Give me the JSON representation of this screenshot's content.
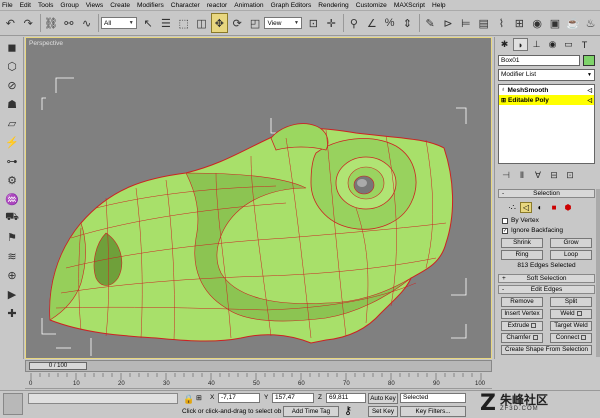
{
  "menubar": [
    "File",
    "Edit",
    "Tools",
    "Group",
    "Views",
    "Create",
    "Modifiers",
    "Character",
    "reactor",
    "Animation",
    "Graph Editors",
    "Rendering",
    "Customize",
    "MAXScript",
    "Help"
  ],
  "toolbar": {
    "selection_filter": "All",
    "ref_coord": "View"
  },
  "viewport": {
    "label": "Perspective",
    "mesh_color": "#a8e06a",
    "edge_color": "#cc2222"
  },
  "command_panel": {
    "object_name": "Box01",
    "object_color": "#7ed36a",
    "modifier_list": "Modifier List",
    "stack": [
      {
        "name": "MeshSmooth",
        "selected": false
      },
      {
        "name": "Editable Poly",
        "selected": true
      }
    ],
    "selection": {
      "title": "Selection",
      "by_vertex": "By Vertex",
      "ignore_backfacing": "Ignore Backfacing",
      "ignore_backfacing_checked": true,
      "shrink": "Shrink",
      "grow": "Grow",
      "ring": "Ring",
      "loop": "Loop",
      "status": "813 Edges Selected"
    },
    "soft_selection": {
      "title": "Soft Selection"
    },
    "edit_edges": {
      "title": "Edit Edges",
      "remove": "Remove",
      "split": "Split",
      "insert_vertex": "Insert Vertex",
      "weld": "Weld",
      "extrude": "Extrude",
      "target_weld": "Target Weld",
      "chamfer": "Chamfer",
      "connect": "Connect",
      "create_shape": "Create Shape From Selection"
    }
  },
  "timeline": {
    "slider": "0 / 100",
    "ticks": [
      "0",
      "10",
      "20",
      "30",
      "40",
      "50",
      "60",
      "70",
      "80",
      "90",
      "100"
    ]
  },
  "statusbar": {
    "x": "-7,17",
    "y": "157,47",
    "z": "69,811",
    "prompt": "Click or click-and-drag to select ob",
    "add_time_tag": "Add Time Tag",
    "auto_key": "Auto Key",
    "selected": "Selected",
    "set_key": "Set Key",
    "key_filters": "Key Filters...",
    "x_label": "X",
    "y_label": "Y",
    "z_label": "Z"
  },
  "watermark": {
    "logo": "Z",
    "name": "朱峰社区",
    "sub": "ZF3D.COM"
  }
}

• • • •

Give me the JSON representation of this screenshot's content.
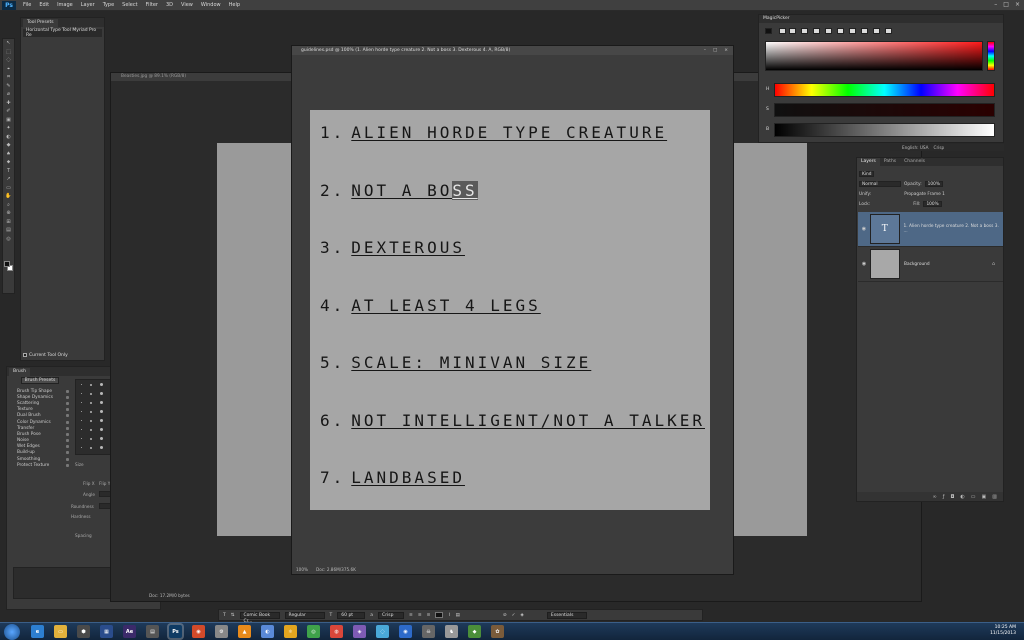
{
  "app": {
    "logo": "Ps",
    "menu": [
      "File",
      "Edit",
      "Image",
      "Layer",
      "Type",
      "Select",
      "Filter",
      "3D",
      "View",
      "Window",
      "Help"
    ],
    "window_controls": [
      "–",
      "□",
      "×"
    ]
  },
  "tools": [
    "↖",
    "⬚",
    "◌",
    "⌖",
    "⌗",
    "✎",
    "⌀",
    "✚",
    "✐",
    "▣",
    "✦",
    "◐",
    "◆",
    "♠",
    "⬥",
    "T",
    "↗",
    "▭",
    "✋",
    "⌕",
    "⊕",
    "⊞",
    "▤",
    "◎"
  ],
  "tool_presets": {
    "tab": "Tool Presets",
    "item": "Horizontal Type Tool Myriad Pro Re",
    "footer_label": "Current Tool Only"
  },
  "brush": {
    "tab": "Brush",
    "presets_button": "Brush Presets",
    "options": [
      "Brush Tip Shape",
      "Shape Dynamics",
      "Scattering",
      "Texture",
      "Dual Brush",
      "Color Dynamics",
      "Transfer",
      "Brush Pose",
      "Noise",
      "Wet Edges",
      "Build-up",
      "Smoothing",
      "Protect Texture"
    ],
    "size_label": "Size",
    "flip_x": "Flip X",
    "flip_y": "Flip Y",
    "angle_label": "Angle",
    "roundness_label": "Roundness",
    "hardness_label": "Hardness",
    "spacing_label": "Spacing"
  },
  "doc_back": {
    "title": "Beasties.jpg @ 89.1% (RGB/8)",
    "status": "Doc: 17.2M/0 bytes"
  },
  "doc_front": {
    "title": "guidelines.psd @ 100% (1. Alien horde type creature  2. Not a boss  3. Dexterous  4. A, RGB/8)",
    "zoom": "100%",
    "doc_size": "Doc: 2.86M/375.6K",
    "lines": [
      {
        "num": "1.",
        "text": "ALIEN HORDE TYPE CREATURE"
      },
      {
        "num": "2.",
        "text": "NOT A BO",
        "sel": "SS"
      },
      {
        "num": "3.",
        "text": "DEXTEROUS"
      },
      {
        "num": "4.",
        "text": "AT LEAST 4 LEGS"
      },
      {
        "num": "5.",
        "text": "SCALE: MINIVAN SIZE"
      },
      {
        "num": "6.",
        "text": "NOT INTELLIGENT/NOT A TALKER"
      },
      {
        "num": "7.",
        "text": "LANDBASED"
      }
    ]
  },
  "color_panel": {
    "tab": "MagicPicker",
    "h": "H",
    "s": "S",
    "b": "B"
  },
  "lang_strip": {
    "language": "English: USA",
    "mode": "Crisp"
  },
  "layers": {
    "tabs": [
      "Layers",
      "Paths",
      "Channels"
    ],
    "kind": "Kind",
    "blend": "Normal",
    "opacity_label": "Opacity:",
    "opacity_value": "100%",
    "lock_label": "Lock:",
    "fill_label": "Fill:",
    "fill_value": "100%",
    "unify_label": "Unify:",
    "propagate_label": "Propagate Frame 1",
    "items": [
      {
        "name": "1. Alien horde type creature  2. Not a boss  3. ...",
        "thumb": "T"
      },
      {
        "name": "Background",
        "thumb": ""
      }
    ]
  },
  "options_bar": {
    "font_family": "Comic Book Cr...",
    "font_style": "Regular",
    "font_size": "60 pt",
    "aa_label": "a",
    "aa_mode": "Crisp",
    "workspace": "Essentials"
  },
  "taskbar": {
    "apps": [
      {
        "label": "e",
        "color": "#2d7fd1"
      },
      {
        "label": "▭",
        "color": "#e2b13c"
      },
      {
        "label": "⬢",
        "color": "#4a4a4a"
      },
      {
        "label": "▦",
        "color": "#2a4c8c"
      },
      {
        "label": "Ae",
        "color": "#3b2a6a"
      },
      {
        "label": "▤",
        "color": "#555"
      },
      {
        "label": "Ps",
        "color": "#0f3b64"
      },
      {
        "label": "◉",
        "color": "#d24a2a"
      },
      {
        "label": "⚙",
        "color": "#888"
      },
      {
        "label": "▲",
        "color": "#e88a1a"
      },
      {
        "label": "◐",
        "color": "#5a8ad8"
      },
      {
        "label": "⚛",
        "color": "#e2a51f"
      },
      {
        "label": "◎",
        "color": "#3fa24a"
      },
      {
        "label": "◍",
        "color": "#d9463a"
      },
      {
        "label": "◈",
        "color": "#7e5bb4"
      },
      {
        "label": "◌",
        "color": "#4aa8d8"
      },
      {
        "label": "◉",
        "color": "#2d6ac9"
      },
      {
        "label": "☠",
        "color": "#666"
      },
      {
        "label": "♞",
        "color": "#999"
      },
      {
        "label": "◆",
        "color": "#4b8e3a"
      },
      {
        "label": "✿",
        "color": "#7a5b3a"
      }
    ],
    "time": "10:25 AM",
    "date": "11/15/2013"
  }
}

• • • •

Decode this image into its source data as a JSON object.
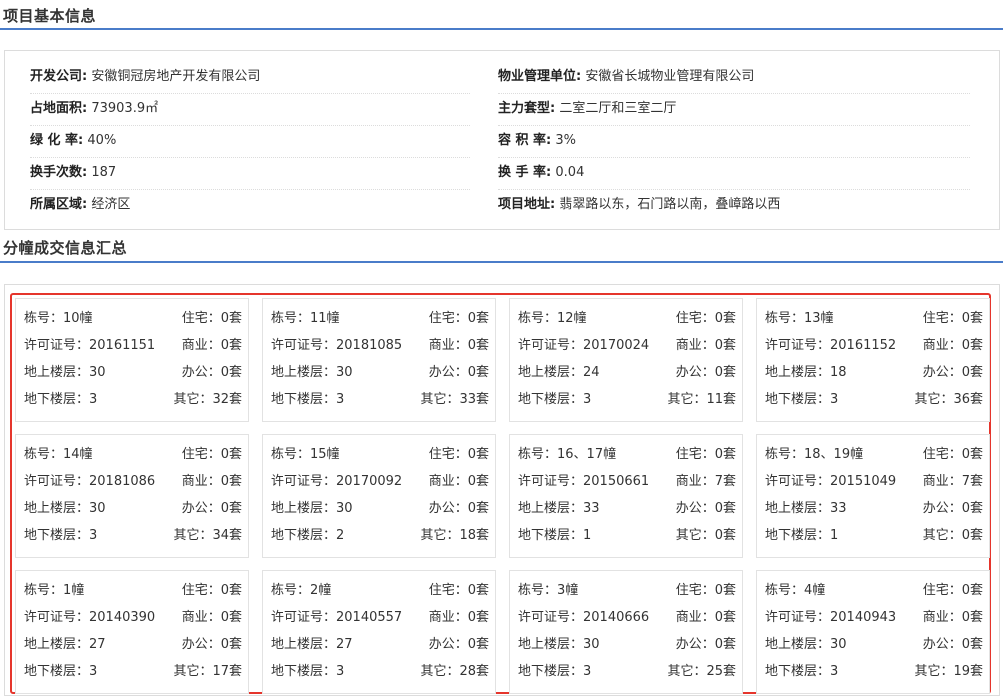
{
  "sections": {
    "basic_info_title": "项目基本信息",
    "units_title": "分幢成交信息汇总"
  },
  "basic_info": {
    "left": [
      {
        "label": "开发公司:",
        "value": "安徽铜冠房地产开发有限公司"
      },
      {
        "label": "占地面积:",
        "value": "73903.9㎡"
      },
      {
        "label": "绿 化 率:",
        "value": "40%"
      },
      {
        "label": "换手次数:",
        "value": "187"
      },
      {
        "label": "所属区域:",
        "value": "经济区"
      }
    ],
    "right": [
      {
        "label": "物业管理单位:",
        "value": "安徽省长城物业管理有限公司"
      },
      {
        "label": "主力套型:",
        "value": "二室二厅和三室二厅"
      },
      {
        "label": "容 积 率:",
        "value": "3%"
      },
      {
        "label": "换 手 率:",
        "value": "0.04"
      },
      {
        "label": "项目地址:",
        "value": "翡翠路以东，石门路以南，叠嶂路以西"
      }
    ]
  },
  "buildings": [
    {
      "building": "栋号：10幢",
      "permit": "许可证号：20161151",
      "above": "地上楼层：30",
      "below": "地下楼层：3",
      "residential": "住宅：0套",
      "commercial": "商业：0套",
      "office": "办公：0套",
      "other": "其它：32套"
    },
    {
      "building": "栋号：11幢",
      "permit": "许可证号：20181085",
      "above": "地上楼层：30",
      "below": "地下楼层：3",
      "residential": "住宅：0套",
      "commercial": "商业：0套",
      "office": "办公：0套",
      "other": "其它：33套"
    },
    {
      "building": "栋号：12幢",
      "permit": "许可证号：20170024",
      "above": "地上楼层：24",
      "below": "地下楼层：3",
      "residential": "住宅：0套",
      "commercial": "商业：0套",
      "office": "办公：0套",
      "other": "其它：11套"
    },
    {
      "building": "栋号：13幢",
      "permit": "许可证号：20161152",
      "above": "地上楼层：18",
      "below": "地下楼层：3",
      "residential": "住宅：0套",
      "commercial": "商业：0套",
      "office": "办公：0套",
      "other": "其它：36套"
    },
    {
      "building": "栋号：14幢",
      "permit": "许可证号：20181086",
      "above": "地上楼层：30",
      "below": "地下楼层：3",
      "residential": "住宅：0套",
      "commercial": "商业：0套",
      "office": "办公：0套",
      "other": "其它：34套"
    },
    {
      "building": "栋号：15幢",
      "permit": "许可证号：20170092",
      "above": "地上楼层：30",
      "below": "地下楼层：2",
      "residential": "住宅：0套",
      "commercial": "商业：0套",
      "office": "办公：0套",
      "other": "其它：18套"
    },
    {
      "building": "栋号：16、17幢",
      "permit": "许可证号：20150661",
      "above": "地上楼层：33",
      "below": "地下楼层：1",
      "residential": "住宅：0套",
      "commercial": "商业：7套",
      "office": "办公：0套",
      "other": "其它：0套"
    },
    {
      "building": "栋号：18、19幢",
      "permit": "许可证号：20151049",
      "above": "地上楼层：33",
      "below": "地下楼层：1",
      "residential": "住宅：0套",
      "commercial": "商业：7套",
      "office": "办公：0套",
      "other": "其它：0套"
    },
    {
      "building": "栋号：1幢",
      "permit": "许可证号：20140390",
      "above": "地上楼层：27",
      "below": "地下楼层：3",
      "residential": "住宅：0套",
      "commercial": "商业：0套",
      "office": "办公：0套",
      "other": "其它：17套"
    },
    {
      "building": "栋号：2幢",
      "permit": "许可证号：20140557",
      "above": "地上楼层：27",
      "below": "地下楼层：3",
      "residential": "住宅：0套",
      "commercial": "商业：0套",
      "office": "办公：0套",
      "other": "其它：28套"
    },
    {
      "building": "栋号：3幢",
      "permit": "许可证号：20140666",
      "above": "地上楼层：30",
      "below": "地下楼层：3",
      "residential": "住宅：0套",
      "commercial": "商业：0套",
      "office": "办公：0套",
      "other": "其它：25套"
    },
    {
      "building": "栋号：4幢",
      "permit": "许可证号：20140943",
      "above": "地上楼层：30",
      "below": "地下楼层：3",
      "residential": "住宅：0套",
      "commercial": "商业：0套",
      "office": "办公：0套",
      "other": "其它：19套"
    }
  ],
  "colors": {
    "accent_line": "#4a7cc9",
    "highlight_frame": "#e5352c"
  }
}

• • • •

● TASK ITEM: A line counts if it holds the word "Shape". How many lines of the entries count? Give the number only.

● OUTPUT FOR THIS EXERCISE: 3